Feeling the need to reach the mysterious anomaly as fast as possible, as I was running out of game-time due to some real-life scheduling coming up soon, I decided that the best course of action to reach it fast would be to sent another rocket to the Mun. Now, reaching a specific spot on the Mun is, with my amateurish abilities in orbital physics and piloting, a rather fuel-intensive exercise but I didn't need to get whomever I was sending up there back because now I had a MunBase where they could go after exploring the anomaly. So I fired up another Munshot I, the trusty ship that had sent my first manned Munar mission successfully there and back again, figuring I could use the fuel originally reserved for the return-trip in order to fly the thing to a landing-spot near the anomaly - and then walk the rest on foot.
The ship went up to the Mun in less than six hours. Deceleration and aiming at the landing-site went well and soon I was getting close to the anomaly, which turned out to be a huge stone arch, an object called MunArch by the KSP community, as I would find out later:
|The MunArch, residing on the ridge, overlooking the crater-bed below...|
|Larger than I had thought - but you can see it from rather far away.|
I didn't want to waste jet pack fuel while walking there so Ed could actually jet up onto the huge arch. It took a few seconds and then he had a rather spectacular view of the surroundings. The first anomaly that the MadSpaceProgram had ever encountered. I had by now checked the games wiki in order to find that there are quite a lot of anomalies spread around the solar system, which makes the exploration so much more exciting that I have problems to fathom it all. An important thing is that you cannot be compulsive about these things, unless you're unemployed and have no life other than this game. Try to find some, but not all of them...
|Distances to the lander and MunBase Alpha visible. Somewhere in between there is a Kerbal, just standing and waiting...|

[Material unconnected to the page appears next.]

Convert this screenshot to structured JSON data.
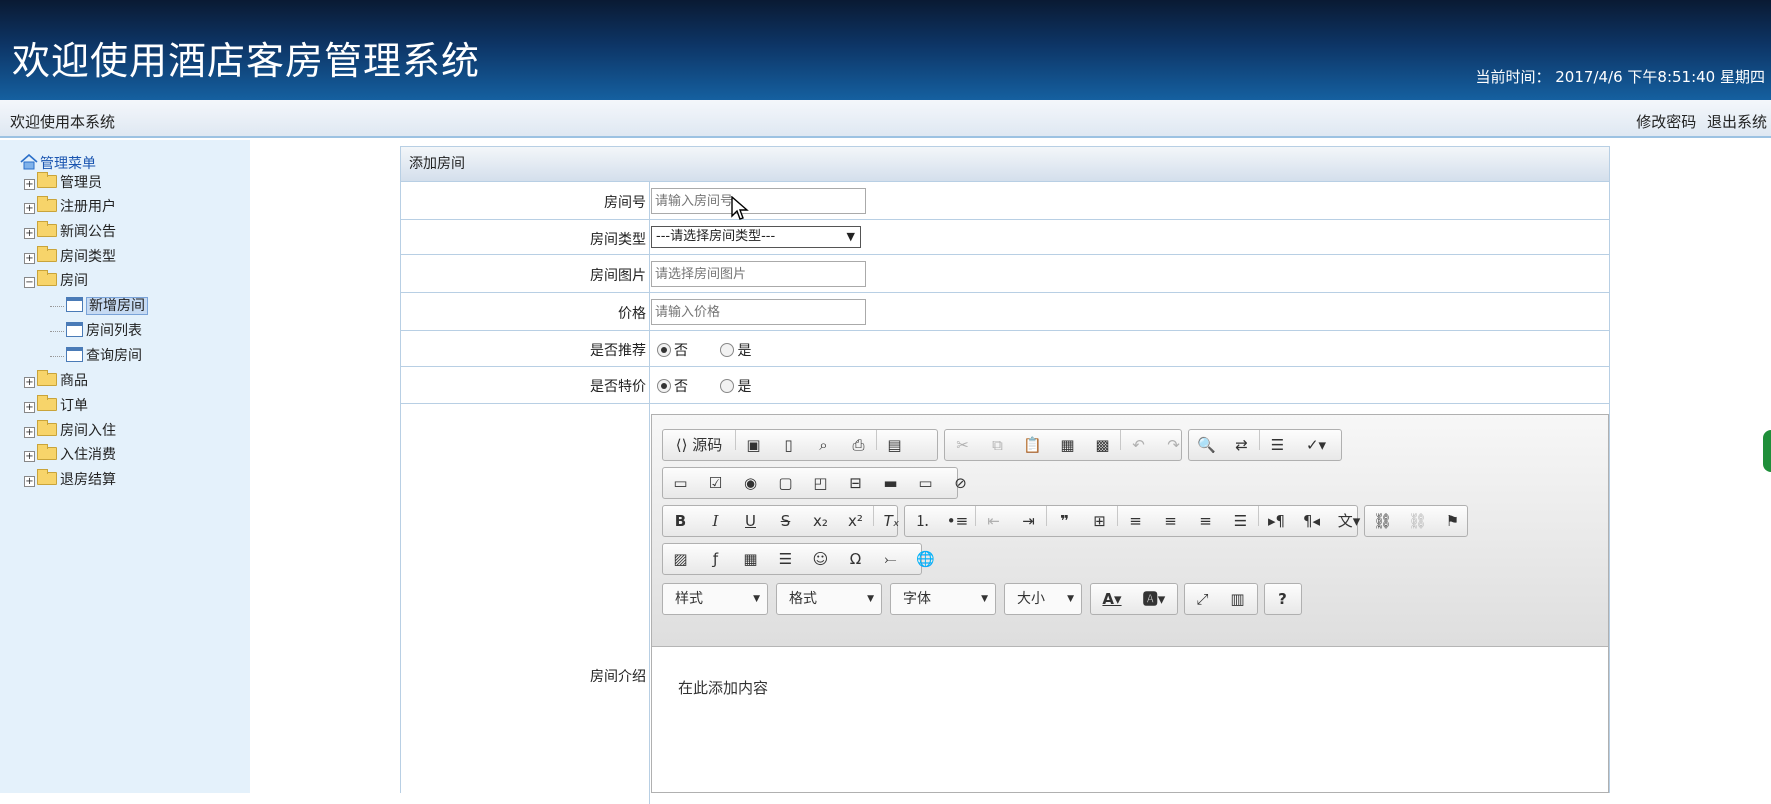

Anyways, I had to get my two Kerbals walking around the Mun back to the MunBase. I had already designed a rover but not yet tested it - it was time for that. My rover is fueled with eight ports of RCS-thrusters and has a back-up ion drive for when everything else runs out. It has an A.I.-box to drive it when there is no driver inside so it can actually go and pick someone up to get them home. The cockpit holds one Kerbal. It's a light-weight, simple design. I strapped not only an asparagus-rocket for getting it to the Mun to it, but also a smaller stage with a nuclear drive (nuclear drives are weaker but more fuel-efficient than the regular thrusters), which was supposed to get the rover above the target landing-area and slow it down enough so I could then just drop the thing to the Munar surface. It would have to half-crash-land and then - then I'd drive it first to one Kerbal, drive him back to MunBase Alpha, then to the other one, pick them up and get them to the base too. The mission seemed completely doable, once the rover was on the Mun and if the fuel-efficiency during driving would be good enough. Little did I know what lay ahead for the MadSpaceProgram...